**What is needed**
An exact copy of all records is expected, minus the images.

+++ Exercise input +++

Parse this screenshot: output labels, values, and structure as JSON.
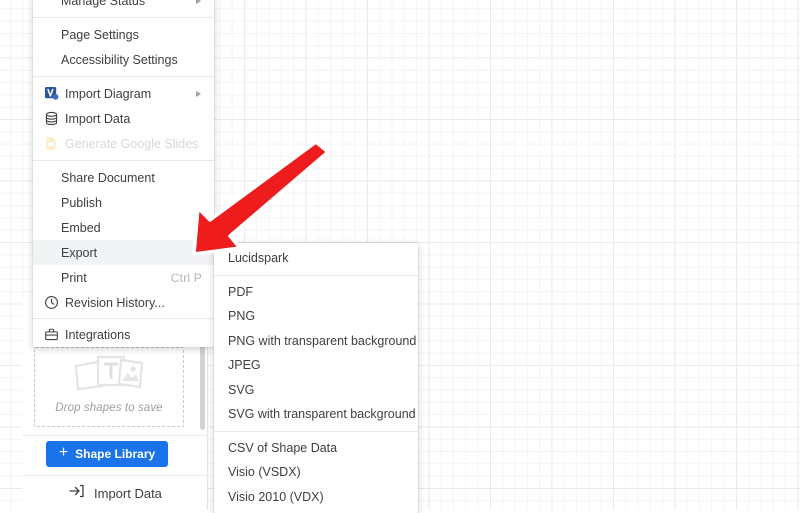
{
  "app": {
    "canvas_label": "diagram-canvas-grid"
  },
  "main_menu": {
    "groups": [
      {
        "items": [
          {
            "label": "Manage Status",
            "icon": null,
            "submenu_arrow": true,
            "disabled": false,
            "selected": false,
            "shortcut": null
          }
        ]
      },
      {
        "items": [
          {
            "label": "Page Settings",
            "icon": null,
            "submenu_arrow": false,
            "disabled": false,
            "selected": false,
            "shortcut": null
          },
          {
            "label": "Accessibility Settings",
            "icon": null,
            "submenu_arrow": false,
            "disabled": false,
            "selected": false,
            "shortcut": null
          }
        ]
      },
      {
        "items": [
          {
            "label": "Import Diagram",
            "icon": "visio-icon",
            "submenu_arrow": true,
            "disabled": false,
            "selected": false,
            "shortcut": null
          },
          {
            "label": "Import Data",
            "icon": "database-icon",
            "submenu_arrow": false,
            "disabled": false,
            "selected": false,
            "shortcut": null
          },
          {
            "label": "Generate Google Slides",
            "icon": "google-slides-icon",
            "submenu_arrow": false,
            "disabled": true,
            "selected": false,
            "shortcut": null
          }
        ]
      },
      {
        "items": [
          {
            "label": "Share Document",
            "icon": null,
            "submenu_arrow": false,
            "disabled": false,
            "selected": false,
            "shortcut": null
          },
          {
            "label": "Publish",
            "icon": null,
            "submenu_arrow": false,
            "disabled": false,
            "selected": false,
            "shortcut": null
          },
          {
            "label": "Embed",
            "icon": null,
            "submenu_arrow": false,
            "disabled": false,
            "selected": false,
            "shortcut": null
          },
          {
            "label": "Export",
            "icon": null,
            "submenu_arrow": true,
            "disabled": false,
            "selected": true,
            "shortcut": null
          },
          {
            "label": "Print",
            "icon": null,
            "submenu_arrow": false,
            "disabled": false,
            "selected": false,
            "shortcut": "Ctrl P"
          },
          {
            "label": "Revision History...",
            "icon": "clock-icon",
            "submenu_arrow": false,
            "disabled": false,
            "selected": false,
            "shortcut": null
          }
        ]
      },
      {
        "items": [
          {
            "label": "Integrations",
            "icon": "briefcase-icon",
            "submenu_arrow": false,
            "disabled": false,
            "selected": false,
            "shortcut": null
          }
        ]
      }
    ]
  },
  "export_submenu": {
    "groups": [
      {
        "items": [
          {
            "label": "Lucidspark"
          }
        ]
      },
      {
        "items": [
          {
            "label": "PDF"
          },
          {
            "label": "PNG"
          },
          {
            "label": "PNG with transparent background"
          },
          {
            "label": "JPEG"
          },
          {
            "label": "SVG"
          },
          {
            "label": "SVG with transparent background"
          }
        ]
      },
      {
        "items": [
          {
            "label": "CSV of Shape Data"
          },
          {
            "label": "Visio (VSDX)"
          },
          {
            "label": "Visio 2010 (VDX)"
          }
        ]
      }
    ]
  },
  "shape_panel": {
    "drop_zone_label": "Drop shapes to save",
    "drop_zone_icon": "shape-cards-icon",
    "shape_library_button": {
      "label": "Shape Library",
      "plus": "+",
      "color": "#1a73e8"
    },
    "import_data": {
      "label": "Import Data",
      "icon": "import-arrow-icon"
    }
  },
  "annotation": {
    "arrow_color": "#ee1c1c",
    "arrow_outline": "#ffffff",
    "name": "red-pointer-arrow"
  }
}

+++

**Solution to the exercise**
Parse this screenshot: output labels, values, and structure as JSON.
{
  "app": {
    "canvas_label": "diagram-canvas-grid"
  },
  "main_menu": {
    "groups": [
      {
        "items": [
          {
            "label": "Manage Status",
            "icon": null,
            "submenu_arrow": true,
            "disabled": false,
            "selected": false,
            "shortcut": null
          }
        ]
      },
      {
        "items": [
          {
            "label": "Page Settings",
            "icon": null,
            "submenu_arrow": false,
            "disabled": false,
            "selected": false,
            "shortcut": null
          },
          {
            "label": "Accessibility Settings",
            "icon": null,
            "submenu_arrow": false,
            "disabled": false,
            "selected": false,
            "shortcut": null
          }
        ]
      },
      {
        "items": [
          {
            "label": "Import Diagram",
            "icon": "visio-icon",
            "submenu_arrow": true,
            "disabled": false,
            "selected": false,
            "shortcut": null
          },
          {
            "label": "Import Data",
            "icon": "database-icon",
            "submenu_arrow": false,
            "disabled": false,
            "selected": false,
            "shortcut": null
          },
          {
            "label": "Generate Google Slides",
            "icon": "google-slides-icon",
            "submenu_arrow": false,
            "disabled": true,
            "selected": false,
            "shortcut": null
          }
        ]
      },
      {
        "items": [
          {
            "label": "Share Document",
            "icon": null,
            "submenu_arrow": false,
            "disabled": false,
            "selected": false,
            "shortcut": null
          },
          {
            "label": "Publish",
            "icon": null,
            "submenu_arrow": false,
            "disabled": false,
            "selected": false,
            "shortcut": null
          },
          {
            "label": "Embed",
            "icon": null,
            "submenu_arrow": false,
            "disabled": false,
            "selected": false,
            "shortcut": null
          },
          {
            "label": "Export",
            "icon": null,
            "submenu_arrow": true,
            "disabled": false,
            "selected": true,
            "shortcut": null
          },
          {
            "label": "Print",
            "icon": null,
            "submenu_arrow": false,
            "disabled": false,
            "selected": false,
            "shortcut": "Ctrl P"
          },
          {
            "label": "Revision History...",
            "icon": "clock-icon",
            "submenu_arrow": false,
            "disabled": false,
            "selected": false,
            "shortcut": null
          }
        ]
      },
      {
        "items": [
          {
            "label": "Integrations",
            "icon": "briefcase-icon",
            "submenu_arrow": false,
            "disabled": false,
            "selected": false,
            "shortcut": null
          }
        ]
      }
    ]
  },
  "export_submenu": {
    "groups": [
      {
        "items": [
          {
            "label": "Lucidspark"
          }
        ]
      },
      {
        "items": [
          {
            "label": "PDF"
          },
          {
            "label": "PNG"
          },
          {
            "label": "PNG with transparent background"
          },
          {
            "label": "JPEG"
          },
          {
            "label": "SVG"
          },
          {
            "label": "SVG with transparent background"
          }
        ]
      },
      {
        "items": [
          {
            "label": "CSV of Shape Data"
          },
          {
            "label": "Visio (VSDX)"
          },
          {
            "label": "Visio 2010 (VDX)"
          }
        ]
      }
    ]
  },
  "shape_panel": {
    "drop_zone_label": "Drop shapes to save",
    "drop_zone_icon": "shape-cards-icon",
    "shape_library_button": {
      "label": "Shape Library",
      "plus": "+",
      "color": "#1a73e8"
    },
    "import_data": {
      "label": "Import Data",
      "icon": "import-arrow-icon"
    }
  },
  "annotation": {
    "arrow_color": "#ee1c1c",
    "arrow_outline": "#ffffff",
    "name": "red-pointer-arrow"
  }
}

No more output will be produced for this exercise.